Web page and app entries
+===+
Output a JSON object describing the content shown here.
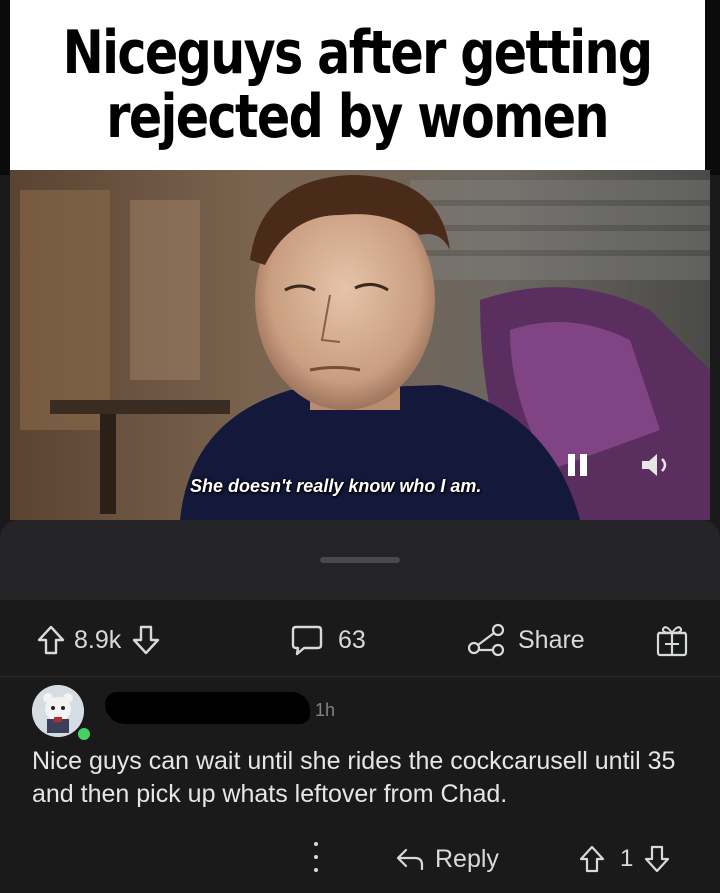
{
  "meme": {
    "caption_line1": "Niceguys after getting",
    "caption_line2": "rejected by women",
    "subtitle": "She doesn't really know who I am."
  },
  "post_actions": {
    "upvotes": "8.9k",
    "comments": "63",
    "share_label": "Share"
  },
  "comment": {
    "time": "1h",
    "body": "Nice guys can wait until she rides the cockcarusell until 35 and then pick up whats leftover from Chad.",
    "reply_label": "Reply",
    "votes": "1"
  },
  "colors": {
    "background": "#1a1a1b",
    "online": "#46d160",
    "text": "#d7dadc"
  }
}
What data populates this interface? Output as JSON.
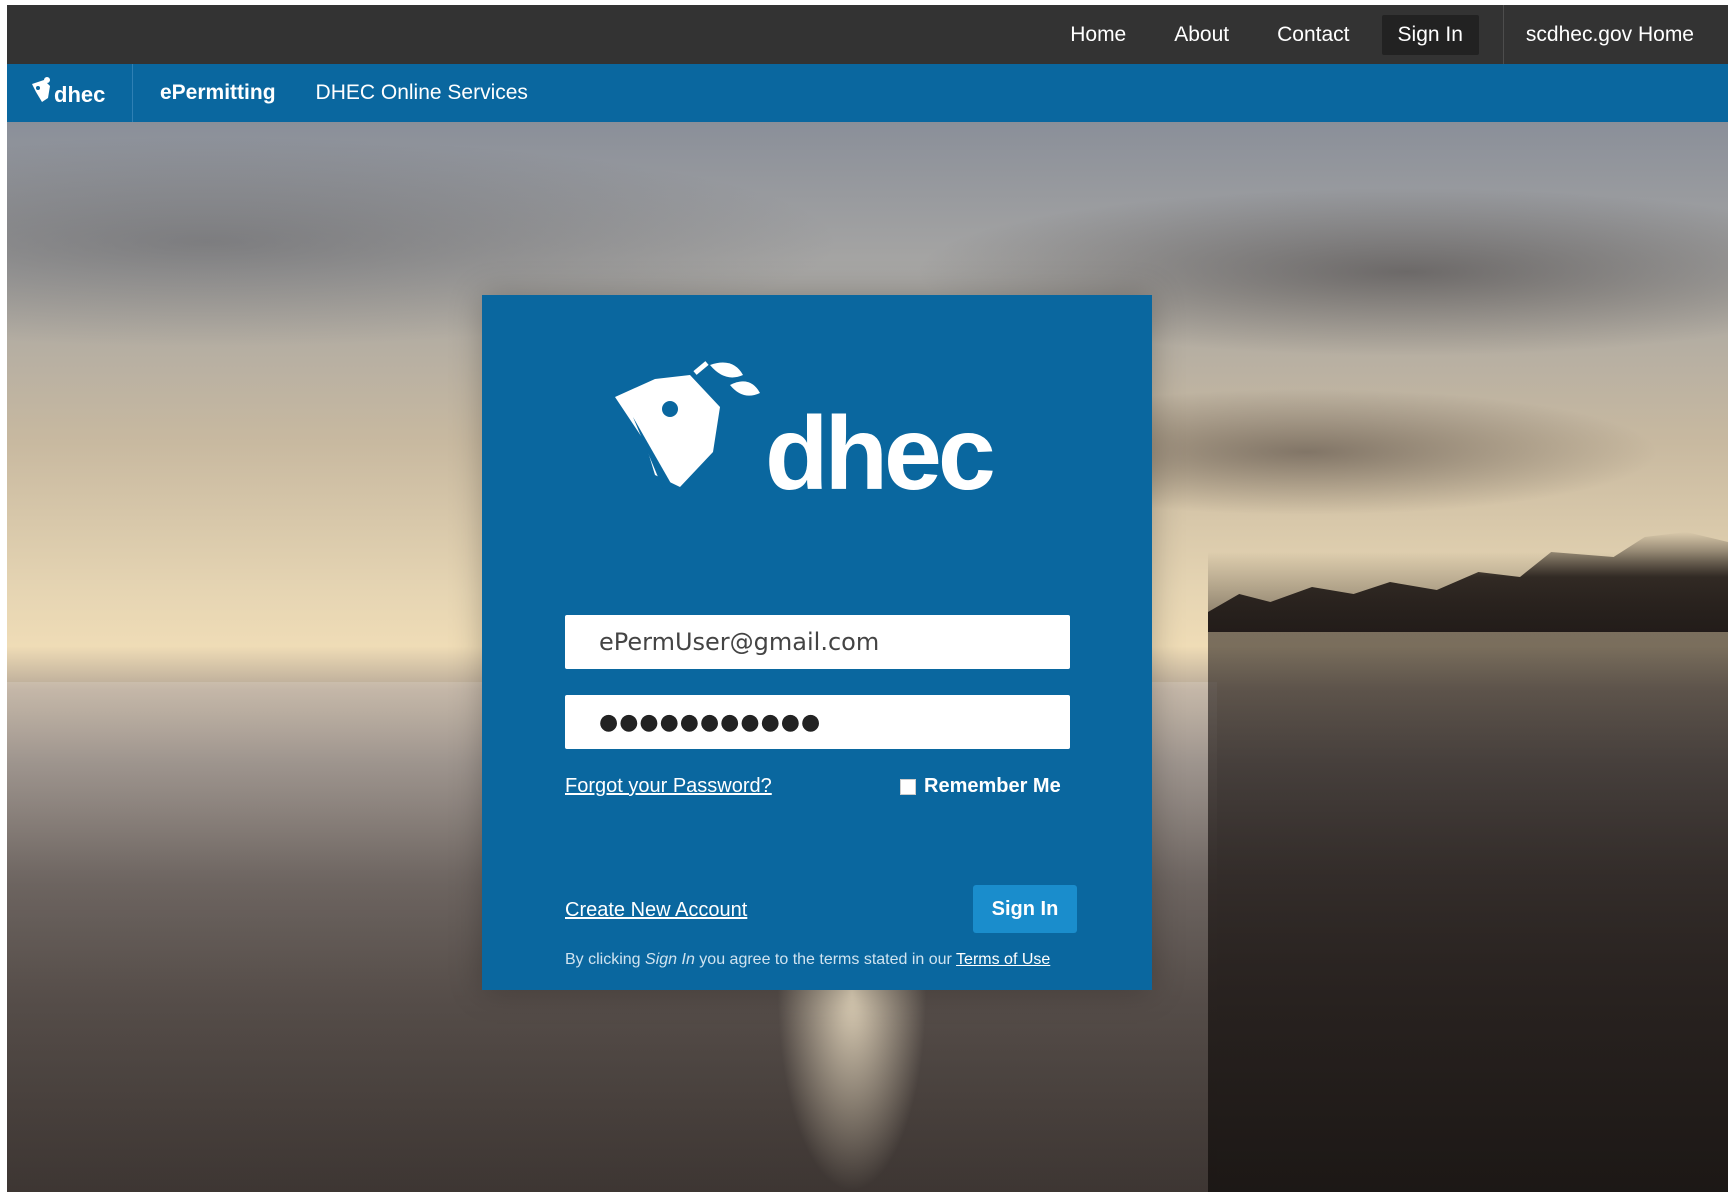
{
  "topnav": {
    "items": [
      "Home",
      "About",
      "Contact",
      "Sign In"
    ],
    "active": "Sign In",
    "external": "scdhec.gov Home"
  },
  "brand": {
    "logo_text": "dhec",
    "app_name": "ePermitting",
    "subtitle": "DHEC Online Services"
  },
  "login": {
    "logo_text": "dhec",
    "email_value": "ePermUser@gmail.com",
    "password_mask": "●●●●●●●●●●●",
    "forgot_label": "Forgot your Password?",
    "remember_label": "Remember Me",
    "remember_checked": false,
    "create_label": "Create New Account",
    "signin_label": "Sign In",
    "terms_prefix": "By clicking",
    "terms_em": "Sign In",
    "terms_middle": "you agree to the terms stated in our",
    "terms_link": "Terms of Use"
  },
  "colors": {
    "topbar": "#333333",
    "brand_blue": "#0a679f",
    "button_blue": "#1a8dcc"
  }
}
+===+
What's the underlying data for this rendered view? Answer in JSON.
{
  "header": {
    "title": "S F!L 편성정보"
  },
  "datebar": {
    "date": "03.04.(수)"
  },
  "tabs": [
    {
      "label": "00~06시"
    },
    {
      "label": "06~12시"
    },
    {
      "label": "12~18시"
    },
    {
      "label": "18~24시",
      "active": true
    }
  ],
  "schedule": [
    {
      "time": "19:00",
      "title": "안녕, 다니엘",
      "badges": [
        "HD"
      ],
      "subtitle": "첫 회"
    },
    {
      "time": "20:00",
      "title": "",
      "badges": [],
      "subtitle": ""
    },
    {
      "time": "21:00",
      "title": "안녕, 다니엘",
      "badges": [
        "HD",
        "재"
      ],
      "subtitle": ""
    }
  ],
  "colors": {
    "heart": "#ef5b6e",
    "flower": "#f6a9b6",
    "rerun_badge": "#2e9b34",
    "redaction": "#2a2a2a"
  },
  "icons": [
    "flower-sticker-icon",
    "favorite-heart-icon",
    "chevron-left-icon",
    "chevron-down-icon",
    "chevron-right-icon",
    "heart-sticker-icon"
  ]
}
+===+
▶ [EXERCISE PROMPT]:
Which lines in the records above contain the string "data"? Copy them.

▶ [SOLUTION FOR THIS PROBLEM]:
What data populates this interface? Output as JSON.
What's the underlying data for this rendered view? Answer in JSON.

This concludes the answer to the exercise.